►

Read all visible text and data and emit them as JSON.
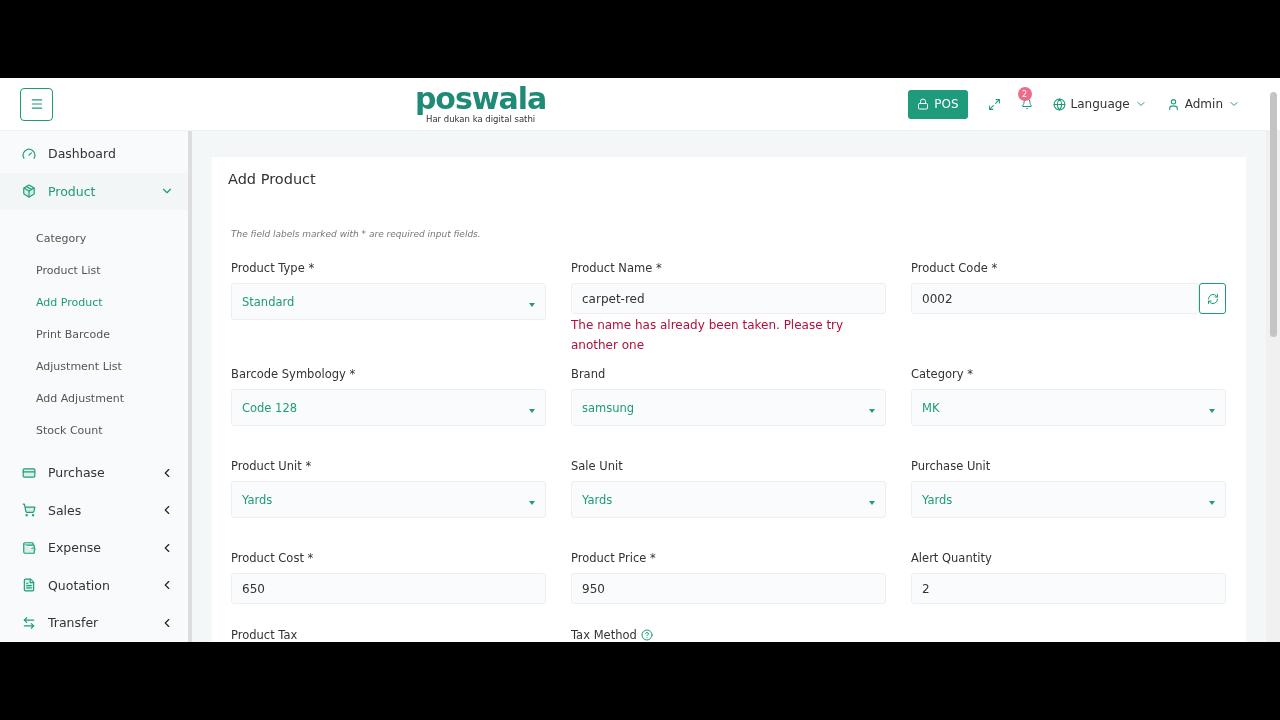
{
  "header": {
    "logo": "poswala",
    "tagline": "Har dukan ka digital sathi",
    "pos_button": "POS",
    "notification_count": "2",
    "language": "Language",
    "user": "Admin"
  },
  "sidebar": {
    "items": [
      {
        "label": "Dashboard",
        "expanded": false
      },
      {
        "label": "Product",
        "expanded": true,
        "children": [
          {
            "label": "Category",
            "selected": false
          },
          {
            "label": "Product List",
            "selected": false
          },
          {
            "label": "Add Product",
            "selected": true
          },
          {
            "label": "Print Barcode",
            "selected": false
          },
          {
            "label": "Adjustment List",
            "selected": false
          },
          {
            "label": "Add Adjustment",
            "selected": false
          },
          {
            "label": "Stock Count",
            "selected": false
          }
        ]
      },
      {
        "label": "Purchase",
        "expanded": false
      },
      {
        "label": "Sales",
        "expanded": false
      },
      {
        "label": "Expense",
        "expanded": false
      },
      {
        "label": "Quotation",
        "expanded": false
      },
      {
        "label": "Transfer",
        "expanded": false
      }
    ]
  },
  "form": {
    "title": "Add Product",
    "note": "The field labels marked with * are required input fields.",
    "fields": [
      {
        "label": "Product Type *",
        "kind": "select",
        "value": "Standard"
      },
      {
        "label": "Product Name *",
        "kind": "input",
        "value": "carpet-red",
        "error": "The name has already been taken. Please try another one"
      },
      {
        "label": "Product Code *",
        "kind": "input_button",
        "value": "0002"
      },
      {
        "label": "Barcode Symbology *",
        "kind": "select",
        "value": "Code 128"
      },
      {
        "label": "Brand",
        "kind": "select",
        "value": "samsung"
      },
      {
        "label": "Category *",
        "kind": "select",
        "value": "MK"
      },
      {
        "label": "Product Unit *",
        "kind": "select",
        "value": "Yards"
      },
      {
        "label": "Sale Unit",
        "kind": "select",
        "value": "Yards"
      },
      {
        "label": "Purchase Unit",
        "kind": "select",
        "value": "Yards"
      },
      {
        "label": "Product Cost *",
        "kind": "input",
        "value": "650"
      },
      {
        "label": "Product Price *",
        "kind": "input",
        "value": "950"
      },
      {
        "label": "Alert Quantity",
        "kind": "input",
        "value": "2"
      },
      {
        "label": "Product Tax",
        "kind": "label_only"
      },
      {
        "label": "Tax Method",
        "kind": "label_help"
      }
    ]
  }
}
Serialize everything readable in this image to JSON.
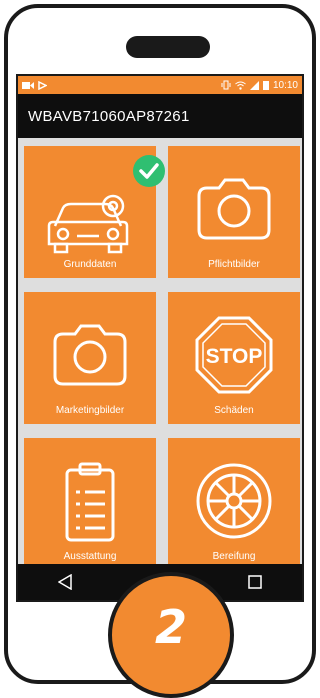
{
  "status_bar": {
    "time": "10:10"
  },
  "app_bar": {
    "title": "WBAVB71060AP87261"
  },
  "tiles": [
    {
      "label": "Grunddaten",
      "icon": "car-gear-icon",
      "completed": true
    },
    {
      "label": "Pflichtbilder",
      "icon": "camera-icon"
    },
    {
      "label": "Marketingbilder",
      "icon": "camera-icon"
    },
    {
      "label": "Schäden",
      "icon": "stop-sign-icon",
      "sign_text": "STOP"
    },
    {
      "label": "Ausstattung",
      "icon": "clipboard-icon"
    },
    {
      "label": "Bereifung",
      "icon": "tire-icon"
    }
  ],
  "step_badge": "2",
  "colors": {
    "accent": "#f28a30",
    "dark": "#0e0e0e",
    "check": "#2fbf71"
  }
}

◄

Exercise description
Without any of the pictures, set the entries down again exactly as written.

Exercise result
Read all visible text and data and emit them as JSON.
{
  "header": {
    "logo": "poswala",
    "tagline": "Har dukan ka digital sathi",
    "pos_button": "POS",
    "notification_count": "2",
    "language": "Language",
    "user": "Admin"
  },
  "sidebar": {
    "items": [
      {
        "label": "Dashboard",
        "expanded": false
      },
      {
        "label": "Product",
        "expanded": true,
        "children": [
          {
            "label": "Category",
            "selected": false
          },
          {
            "label": "Product List",
            "selected": false
          },
          {
            "label": "Add Product",
            "selected": true
          },
          {
            "label": "Print Barcode",
            "selected": false
          },
          {
            "label": "Adjustment List",
            "selected": false
          },
          {
            "label": "Add Adjustment",
            "selected": false
          },
          {
            "label": "Stock Count",
            "selected": false
          }
        ]
      },
      {
        "label": "Purchase",
        "expanded": false
      },
      {
        "label": "Sales",
        "expanded": false
      },
      {
        "label": "Expense",
        "expanded": false
      },
      {
        "label": "Quotation",
        "expanded": false
      },
      {
        "label": "Transfer",
        "expanded": false
      }
    ]
  },
  "form": {
    "title": "Add Product",
    "note": "The field labels marked with * are required input fields.",
    "fields": [
      {
        "label": "Product Type *",
        "kind": "select",
        "value": "Standard"
      },
      {
        "label": "Product Name *",
        "kind": "input",
        "value": "carpet-red",
        "error": "The name has already been taken. Please try another one"
      },
      {
        "label": "Product Code *",
        "kind": "input_button",
        "value": "0002"
      },
      {
        "label": "Barcode Symbology *",
        "kind": "select",
        "value": "Code 128"
      },
      {
        "label": "Brand",
        "kind": "select",
        "value": "samsung"
      },
      {
        "label": "Category *",
        "kind": "select",
        "value": "MK"
      },
      {
        "label": "Product Unit *",
        "kind": "select",
        "value": "Yards"
      },
      {
        "label": "Sale Unit",
        "kind": "select",
        "value": "Yards"
      },
      {
        "label": "Purchase Unit",
        "kind": "select",
        "value": "Yards"
      },
      {
        "label": "Product Cost *",
        "kind": "input",
        "value": "650"
      },
      {
        "label": "Product Price *",
        "kind": "input",
        "value": "950"
      },
      {
        "label": "Alert Quantity",
        "kind": "input",
        "value": "2"
      },
      {
        "label": "Product Tax",
        "kind": "label_only"
      },
      {
        "label": "Tax Method",
        "kind": "label_help"
      }
    ]
  }
}
Serialize everything readable in this image to JSON.
{
  "status_bar": {
    "time": "10:10"
  },
  "app_bar": {
    "title": "WBAVB71060AP87261"
  },
  "tiles": [
    {
      "label": "Grunddaten",
      "icon": "car-gear-icon",
      "completed": true
    },
    {
      "label": "Pflichtbilder",
      "icon": "camera-icon"
    },
    {
      "label": "Marketingbilder",
      "icon": "camera-icon"
    },
    {
      "label": "Schäden",
      "icon": "stop-sign-icon",
      "sign_text": "STOP"
    },
    {
      "label": "Ausstattung",
      "icon": "clipboard-icon"
    },
    {
      "label": "Bereifung",
      "icon": "tire-icon"
    }
  ],
  "step_badge": "2",
  "colors": {
    "accent": "#f28a30",
    "dark": "#0e0e0e",
    "check": "#2fbf71"
  }
}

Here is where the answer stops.